## [EXERCISE PROMPT]
Only lines with the word "label" belong in the answer; copy them from the records below.

-- EXTRACTED INFORMATION follows --

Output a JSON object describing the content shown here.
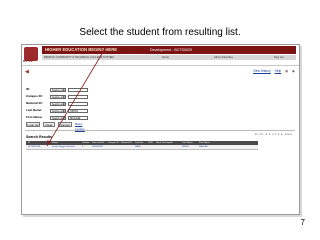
{
  "slide": {
    "title": "Select the student from resulting list.",
    "number": "7"
  },
  "header": {
    "logo_text": "BOYCE",
    "banner": "HIGHER EDUCATION BEGINS HERE",
    "environment": "Development - BCTS0029",
    "sub_items": [
      "BRISTOL COMMUNITY & TECHNICAL COLLEGE SYSTEM",
      "Home",
      "Add to Favorites",
      "Sign out"
    ]
  },
  "top_links": {
    "view_history": "View History",
    "help": "Help",
    "icons": [
      "print-icon",
      "new-window-icon"
    ]
  },
  "form": {
    "fields": [
      {
        "label": "ID:",
        "operator": "begins with",
        "value": ""
      },
      {
        "label": "Campus ID:",
        "operator": "begins with",
        "value": ""
      },
      {
        "label": "National ID:",
        "operator": "begins with",
        "value": ""
      },
      {
        "label": "Last Name:",
        "operator": "begins with",
        "value": "SMITH"
      },
      {
        "label": "First Name:",
        "operator": "begins with",
        "value": "MAGGIE"
      }
    ]
  },
  "buttons": {
    "lookup": "Look Up",
    "clear": "Clear",
    "cancel": "Cancel",
    "basic_lookup": "Basic Lookup"
  },
  "results": {
    "title": "Search Results",
    "pager": "First ◂ 1 of 1 ▸ Last",
    "columns": [
      "ID",
      "Name",
      "Gender",
      "Date of Birth",
      "Campus ID",
      "National ID",
      "Location",
      "SSN",
      "Short Description",
      "Last Name",
      "First Name"
    ],
    "rows": [
      [
        "0123456789",
        "Smith, Maggie Michelle",
        "F",
        "06/05/1987",
        "",
        "",
        "MAIN",
        "",
        "SMITH",
        "MAGGIE"
      ]
    ]
  },
  "colors": {
    "banner": "#7d1414",
    "link": "#1a3f9a",
    "arrow": "#8b1a1a"
  }
}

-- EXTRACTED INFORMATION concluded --

## [ANSWER SPACE]
        "label": "ID:",
        "label": "Campus ID:",
        "label": "National ID:",
        "label": "Last Name:",
        "label": "First Name:",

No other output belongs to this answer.